Tuesday, June 25, 2013
Mark Mendola (Vice Chairman & U.S. Tax Leader, PriceWaterhouseCoopers), A Career in Tax: Surprisingly On-Trend:
I’ve been advising some of the world’s top companies on tax strategy for more than a quarter of a century, and I've always been proud of the tax profession. But these days, tax is becoming downright trendy.
Taxes are now at the top of our national agenda. In his opening minutes of the State of the Union speech in February, the President addressed tax reform before he turned to other urgent topics. Tax reform is now a regular topic in almost every policy and business conversation.
But this uncertainty about if and when there will be changes to our tax laws breeds caution in businesses and their leaders. Our most recent CEO survey found that this lack of certainty hurts business confidence and impedes economic activity. Almost three-quarters of US CEOs told us they are concerned about an increasing tax burden. Their responses reflect worries that tax law changes could slow activity, turn profits into higher tax bills and make them less globally competitive. The companies these CEOs oversee constantly require strategic advice from tax professionals on compliance and tax planning. As a tax professional, I've been excited and challenged to always be at the top of my game when I advise companies. I can assure you it's becoming more and more challenging -- and exciting -- every day.
Perhaps the most interesting tax challenges are being faced by large multinational corporations doing business around the world. Today the global economy is driven by brand, intellectual property and the exchange of information. For example, if an app is downloaded in London but developed in Delhi and distributed by a company in Silicon Valley, tax professionals must provide counsel to help determine which jurisdiction created value and how should it be taxed. And will that determination be acceptable to regulators in all jurisdictions where the multinational does business? Further, is the company then able to keep its tax costs sufficiently low to achieve a return on investment that is acceptable to all its stakeholders?
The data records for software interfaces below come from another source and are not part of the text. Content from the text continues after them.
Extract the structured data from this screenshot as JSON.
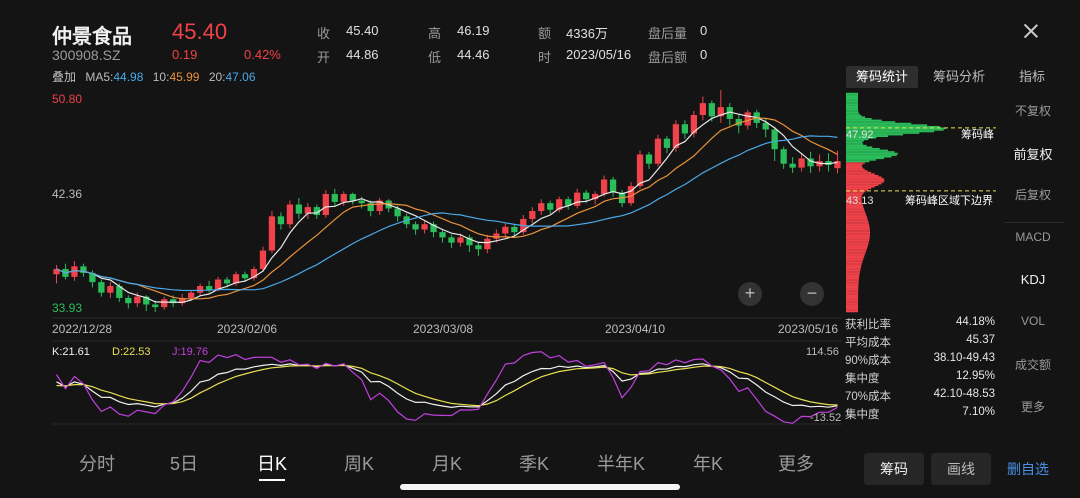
{
  "header": {
    "name": "仲景食品",
    "price": "45.40",
    "code": "300908.SZ",
    "change": "0.19",
    "change_pct": "0.42%",
    "quote": [
      {
        "label": "收",
        "value": "45.40"
      },
      {
        "label": "高",
        "value": "46.19"
      },
      {
        "label": "额",
        "value": "4336万"
      },
      {
        "label": "盘后量",
        "value": "0"
      },
      {
        "label": "开",
        "value": "44.86"
      },
      {
        "label": "低",
        "value": "44.46"
      },
      {
        "label": "时",
        "value": "2023/05/16"
      },
      {
        "label": "盘后额",
        "value": "0"
      }
    ],
    "ma": {
      "overlay": "叠加",
      "ma5_label": "MA5:",
      "ma5": "44.98",
      "ma10_label": "10:",
      "ma10": "45.99",
      "ma20_label": "20:",
      "ma20": "47.06"
    }
  },
  "colors": {
    "up": "#f0424a",
    "down": "#2bbd5a",
    "ma5": "#e8e8e8",
    "ma10": "#e8923a",
    "ma20": "#4aa8e8",
    "k": "#f0f0f0",
    "d": "#e8e050",
    "j": "#c040e0"
  },
  "right_tabs": {
    "chip_stat": "筹码统计",
    "chip_analysis": "筹码分析",
    "indicator": "指标"
  },
  "side_menu": [
    "不复权",
    "前复权",
    "后复权",
    "MACD",
    "KDJ",
    "VOL",
    "成交额",
    "更多"
  ],
  "chip_panel": {
    "peak_value": "47.92",
    "peak_label": "筹码峰",
    "low_value": "43.13",
    "low_label": "筹码峰区域下边界"
  },
  "chip_stats": [
    {
      "label": "获利比率",
      "value": "44.18%"
    },
    {
      "label": "平均成本",
      "value": "45.37"
    },
    {
      "label": "90%成本",
      "value": "38.10-49.43"
    },
    {
      "label": "集中度",
      "value": "12.95%"
    },
    {
      "label": "70%成本",
      "value": "42.10-48.53"
    },
    {
      "label": "集中度",
      "value": "7.10%"
    }
  ],
  "kdj": {
    "k_label": "K:21.61",
    "d_label": "D:22.53",
    "j_label": "J:19.76",
    "max": "114.56",
    "min": "-13.52"
  },
  "bottom_tabs": [
    "分时",
    "5日",
    "日K",
    "周K",
    "月K",
    "季K",
    "半年K",
    "年K",
    "更多"
  ],
  "bottom_buttons": {
    "chip": "筹码",
    "draw": "画线",
    "watch": "删自选"
  },
  "chart_data": {
    "type": "candlestick",
    "price_axis": {
      "max": "50.80",
      "mid": "42.36",
      "min": "33.93",
      "ylim": [
        33.93,
        50.8
      ]
    },
    "dates": [
      "2022/12/28",
      "2023/02/06",
      "2023/03/08",
      "2023/04/10",
      "2023/05/16"
    ],
    "candles": [
      [
        36.8,
        37.2,
        36.1,
        37.5
      ],
      [
        37.2,
        36.6,
        36.4,
        37.6
      ],
      [
        36.6,
        37.4,
        36.3,
        37.8
      ],
      [
        37.4,
        36.9,
        36.6,
        37.6
      ],
      [
        36.9,
        36.2,
        35.8,
        37.1
      ],
      [
        36.2,
        35.4,
        35.1,
        36.4
      ],
      [
        35.4,
        35.9,
        35.0,
        36.2
      ],
      [
        35.9,
        35.0,
        34.7,
        36.1
      ],
      [
        35.0,
        34.6,
        34.2,
        35.2
      ],
      [
        34.6,
        35.1,
        34.3,
        35.4
      ],
      [
        35.1,
        34.5,
        34.0,
        35.2
      ],
      [
        34.5,
        34.3,
        33.93,
        34.8
      ],
      [
        34.3,
        34.9,
        34.1,
        35.1
      ],
      [
        34.9,
        34.6,
        34.3,
        35.2
      ],
      [
        34.6,
        35.0,
        34.4,
        35.3
      ],
      [
        35.0,
        35.4,
        34.8,
        35.6
      ],
      [
        35.4,
        35.9,
        35.2,
        36.1
      ],
      [
        35.9,
        35.6,
        35.4,
        36.3
      ],
      [
        35.6,
        36.4,
        35.5,
        36.6
      ],
      [
        36.4,
        36.1,
        35.8,
        36.6
      ],
      [
        36.1,
        36.8,
        35.9,
        37.0
      ],
      [
        36.8,
        36.5,
        36.2,
        37.0
      ],
      [
        36.5,
        37.2,
        36.3,
        37.4
      ],
      [
        37.2,
        38.6,
        37.0,
        38.9
      ],
      [
        38.6,
        41.2,
        38.4,
        41.6
      ],
      [
        41.2,
        40.6,
        40.2,
        41.5
      ],
      [
        40.6,
        42.1,
        40.3,
        42.4
      ],
      [
        42.1,
        41.4,
        41.0,
        42.6
      ],
      [
        41.4,
        41.9,
        41.0,
        42.2
      ],
      [
        41.9,
        41.3,
        41.0,
        42.1
      ],
      [
        41.3,
        42.9,
        41.1,
        43.2
      ],
      [
        42.9,
        42.3,
        41.9,
        43.3
      ],
      [
        42.3,
        42.9,
        42.0,
        43.1
      ],
      [
        42.9,
        42.4,
        42.1,
        43.0
      ],
      [
        42.4,
        42.2,
        41.8,
        42.7
      ],
      [
        42.2,
        41.6,
        41.2,
        42.4
      ],
      [
        41.6,
        42.4,
        41.3,
        42.6
      ],
      [
        42.4,
        41.8,
        41.5,
        42.5
      ],
      [
        41.8,
        41.2,
        40.8,
        42.0
      ],
      [
        41.2,
        40.6,
        40.3,
        41.4
      ],
      [
        40.6,
        40.2,
        39.8,
        40.8
      ],
      [
        40.2,
        40.6,
        39.9,
        40.9
      ],
      [
        40.6,
        40.0,
        39.6,
        40.8
      ],
      [
        40.0,
        39.6,
        39.2,
        40.2
      ],
      [
        39.6,
        39.2,
        38.8,
        39.8
      ],
      [
        39.2,
        39.6,
        38.9,
        39.9
      ],
      [
        39.6,
        39.0,
        38.5,
        39.8
      ],
      [
        39.0,
        38.7,
        38.2,
        39.2
      ],
      [
        38.7,
        39.5,
        38.4,
        39.8
      ],
      [
        39.5,
        39.9,
        39.2,
        40.2
      ],
      [
        39.9,
        40.4,
        39.6,
        40.7
      ],
      [
        40.4,
        40.0,
        39.7,
        40.6
      ],
      [
        40.0,
        41.0,
        39.8,
        41.3
      ],
      [
        41.0,
        41.6,
        40.7,
        41.9
      ],
      [
        41.6,
        42.2,
        41.3,
        42.5
      ],
      [
        42.2,
        41.7,
        41.4,
        42.4
      ],
      [
        41.7,
        42.5,
        41.5,
        42.7
      ],
      [
        42.5,
        42.0,
        41.7,
        42.7
      ],
      [
        42.0,
        43.0,
        41.8,
        43.3
      ],
      [
        43.0,
        42.5,
        42.2,
        43.2
      ],
      [
        42.5,
        42.9,
        42.1,
        43.1
      ],
      [
        42.9,
        44.0,
        42.7,
        44.3
      ],
      [
        44.0,
        43.0,
        42.7,
        44.2
      ],
      [
        43.0,
        42.2,
        41.9,
        43.2
      ],
      [
        42.2,
        43.5,
        42.0,
        43.8
      ],
      [
        43.5,
        45.9,
        43.3,
        46.2
      ],
      [
        45.9,
        45.2,
        44.8,
        46.1
      ],
      [
        45.2,
        47.1,
        45.0,
        47.4
      ],
      [
        47.1,
        46.4,
        46.0,
        47.3
      ],
      [
        46.4,
        48.2,
        46.1,
        48.5
      ],
      [
        48.2,
        47.5,
        47.1,
        48.5
      ],
      [
        47.5,
        48.9,
        47.2,
        49.2
      ],
      [
        48.9,
        49.8,
        48.5,
        50.3
      ],
      [
        49.8,
        48.8,
        48.4,
        50.0
      ],
      [
        48.8,
        49.5,
        48.3,
        50.8
      ],
      [
        49.5,
        48.6,
        48.1,
        49.8
      ],
      [
        48.6,
        48.1,
        47.5,
        48.9
      ],
      [
        48.1,
        49.1,
        47.8,
        49.3
      ],
      [
        49.1,
        48.3,
        47.9,
        49.3
      ],
      [
        48.3,
        47.8,
        47.2,
        48.6
      ],
      [
        47.8,
        46.3,
        45.4,
        48.0
      ],
      [
        46.3,
        45.2,
        44.8,
        46.5
      ],
      [
        45.2,
        44.9,
        44.5,
        45.7
      ],
      [
        44.9,
        45.6,
        44.6,
        46.0
      ],
      [
        45.6,
        45.0,
        44.5,
        46.1
      ],
      [
        45.0,
        45.4,
        44.6,
        45.9
      ],
      [
        45.4,
        45.1,
        44.6,
        46.0
      ],
      [
        44.86,
        45.4,
        44.46,
        46.19
      ]
    ],
    "kdj_ylim": [
      -13.52,
      114.56
    ]
  }
}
These are questions which large organizations seek to have answered by their tax advisers, who have become their trusted business advisors.
All this is taking place in an era when multinational corporations are contending with increasing regulations across national boundaries, governments hungry for revenue, higher shareholder expectations, intense public scrutiny and perceptions in some quarters that companies are seeking to avoid paying taxes.
Tax professionals at my firm and other firms play an important role as advisors to senior executives who must consider tax issues in tandem with other risks, all while meeting their business goals.
The strong demand for tax professionals to guide large, complex organizations through this maze continues to grow at a rapid pace. The tax practices of firms like mine demand professionals who hold not only degrees in accounting, but also other credentials, such as those in law, economics, mathematics, actuarial sciences, engineering and MBAs. People with a strong ability to harness the power of data analytics are crucial to the future of the businesses we advise and to the future of our firm.
Why should you choose a career in tax?
Tax professionals have to raise their game continuously to take advantage of challenging opportunities. Adapting to constant change keeps us motivated and creates a stimulating work environment. We serve a wide range of businesses on tax issues, requiring our people to possess a variety of skills and offering a number of diverse areas in which to specialize. People possessing strong numerical and analytical skills, business acumen and relationship skills should take a look at a career in tax. To use a bit of tax jargon, you will find yourself at the "nexus" of business activity.
For more on choosing a tax career, see:
- Paul L. Caron (Pepperdine), Jennifer M. Kowal (Loyola-L.A.) & Katherine Pratt (Loyola-L.A.), Pursuing a Tax LLM Degree: Why and When?
- The IRS Office of Chief Counsel -- A Great Place to Start Your Tax Career